Although Hannan has only been in Washington for less than a year, he’s quick to point out just how different this team is now compared to his first day in Washington.
“This team has come a long way,” he said. “For myself, coming in, adjusting to playing with a new team in the Eastern Conference and a totally new style of play in midseason – you don’t often see teams try to do that. But everyone was committed to focusing on defense and playing the right way necessary to win in the playoffs.
“We were in tight battles all year long, and we had our bumps and bruises along the way, but towards the end we really started playing the way we can,” Hannan continued. “We carried that through the first round, and now we’ve got a long road ahead of us.”
Although he’s only been in Washington since November – when he was traded from Colorado for forward Tomas Fleischmann – he’s quickly become indispensable.
“He’s just got so much knowledge and experience,” said defenseman Karl Alzner of Hannan. “He makes sure to let guys know when the do something wrong or right and is always willing to help guys make corrections. He’s not going to call a guy out, but he’ll let them know what they’re doing wrong and that’s what you need.”

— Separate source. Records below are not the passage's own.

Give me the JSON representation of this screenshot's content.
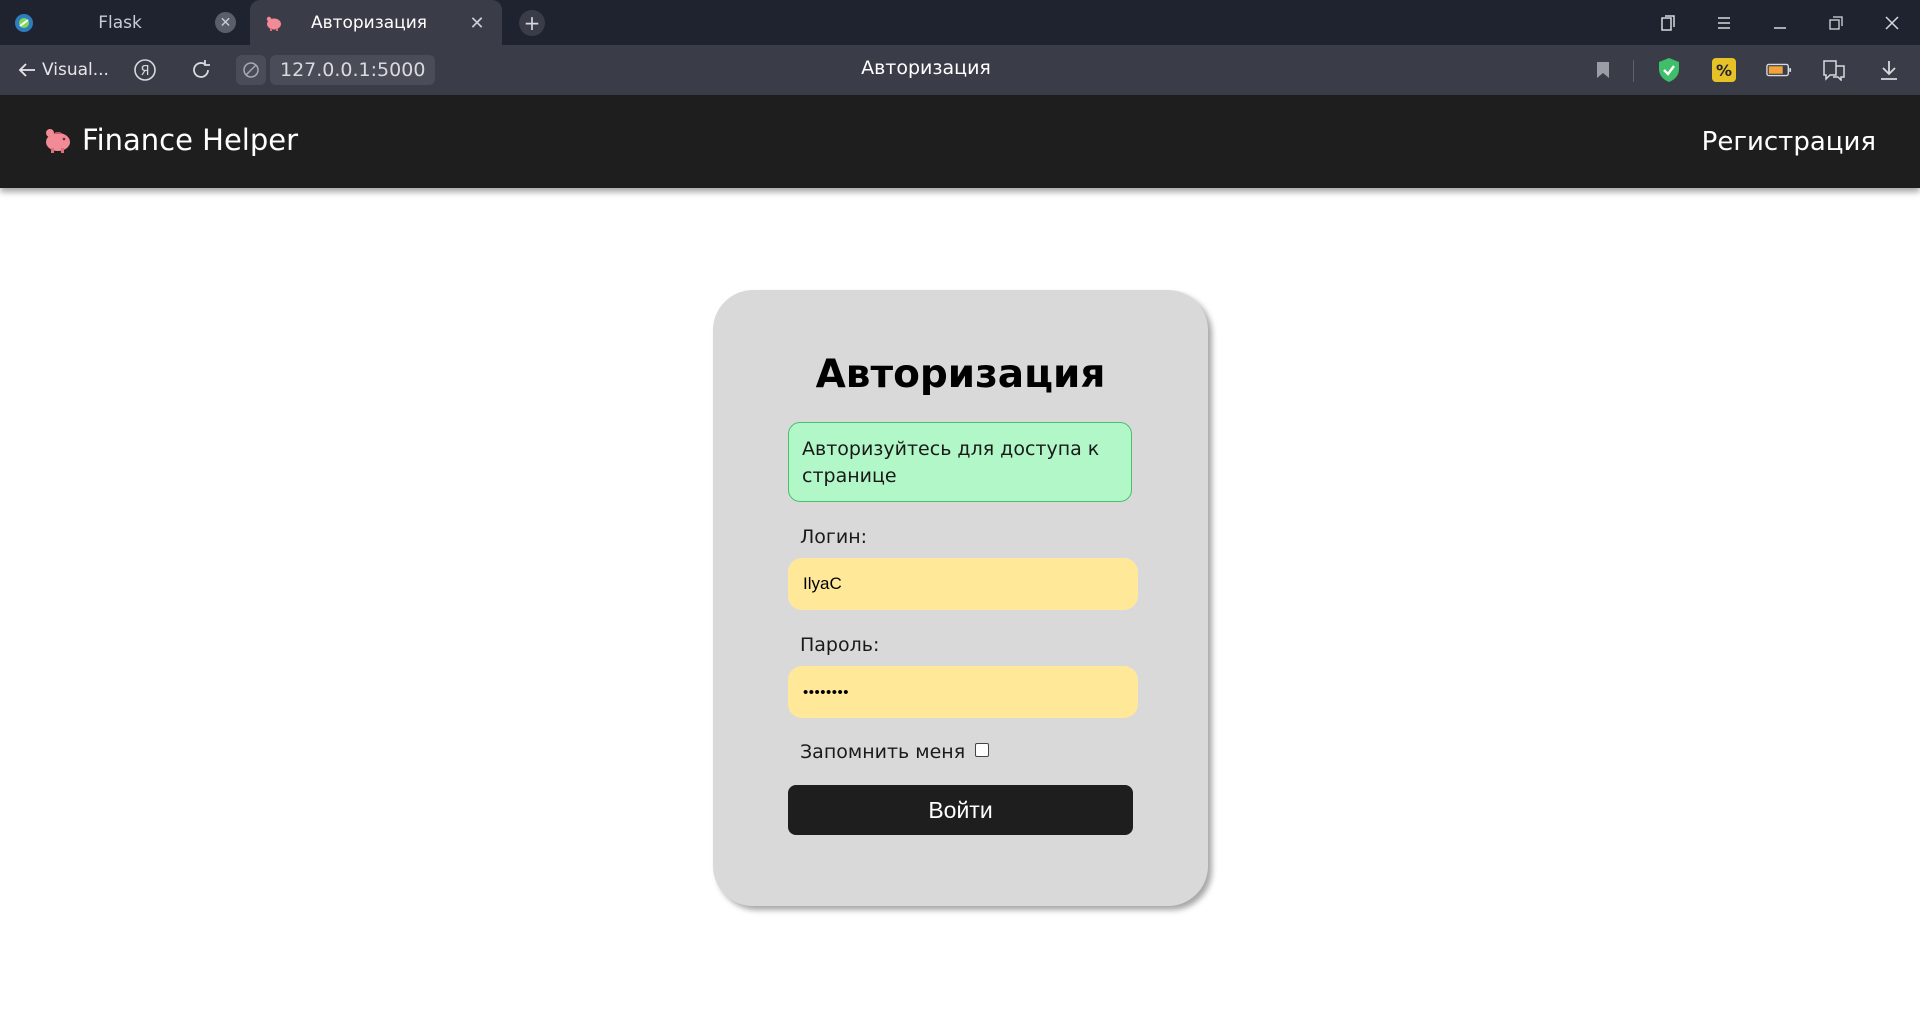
{
  "browser": {
    "tabs": [
      {
        "label": "Flask",
        "active": false
      },
      {
        "label": "Авторизация",
        "active": true
      }
    ],
    "back_label": "Visual...",
    "url": "127.0.0.1:5000",
    "page_title": "Авторизация",
    "colors": {
      "accent_green": "#3fbf6a",
      "accent_yellow": "#e6c227"
    }
  },
  "site": {
    "brand": "Finance Helper",
    "brand_icon": "piggy-bank-icon",
    "nav": {
      "register": "Регистрация"
    }
  },
  "login": {
    "heading": "Авторизация",
    "flash": "Авторизуйтесь для доступа к странице",
    "login_label": "Логин:",
    "login_value": "IlyaC",
    "password_label": "Пароль:",
    "password_value": "••••••••",
    "remember_label": "Запомнить меня",
    "remember_checked": false,
    "submit_label": "Войти",
    "colors": {
      "card": "#d9d9d9",
      "flash_bg": "#b2f7c7",
      "input_bg": "#ffe999",
      "button_bg": "#1e1e1e"
    }
  }
}
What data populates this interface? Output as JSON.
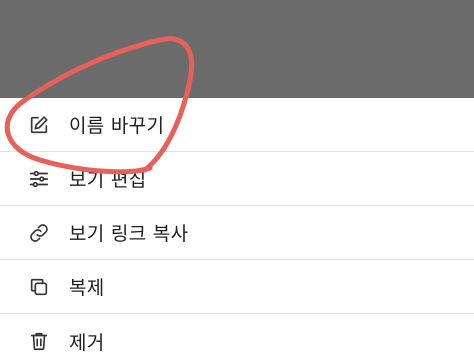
{
  "menu": {
    "items": [
      {
        "label": "이름 바꾸기",
        "icon": "edit-icon"
      },
      {
        "label": "보기 편집",
        "icon": "sliders-icon"
      },
      {
        "label": "보기 링크 복사",
        "icon": "link-icon"
      },
      {
        "label": "복제",
        "icon": "copy-icon"
      },
      {
        "label": "제거",
        "icon": "trash-icon"
      }
    ]
  },
  "colors": {
    "overlay": "#6b6b6b",
    "annotation": "#e8605a",
    "divider": "#e3e3e3",
    "text": "#1f1f1f"
  }
}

For a player like Alzner, playing in his first full NHL season, learning from a similarly defensive-minded defenseman like Hannan is a dream come true.
“He plays a style of game that I really respect,” Alzner said. “He’s one of the best I’ve ever seen at using his body to protect pucks and using a stiff arm to fend guys off. He’s very poised with the puck too, which I find unbelievable. He’s not known as a very offensive guy, but he can do those types of plays. It might surprise some people, but he’s got a very wide skill set when he decides to use it.”
Through seven games this postseason Hannan has just two shots on net. And honestly, I wouldn’t expect that to change much.
But as long as he plays solid in his own end and continues to work with the young guys on doing the same, it’s safe to say his coaches and teammates will happily give him a pass on the offensive side of the game.
May 3, 2011 at 9:08 am
The game was lost by more than one bad line change. Just like when Ernest Byner fumbled. Only this isn’t the conference semifinals. Or football.
May 3, 2011 at 9:23 am
Thanks for the great coverage, Murphy.
May 3, 2011 at 9:57 am
still hurting us less than fleischmann
May 3, 2011 at 12:16 pm
I’d like to see him re-sign at the end of the year; and definitely a better choice than Fleischwomann.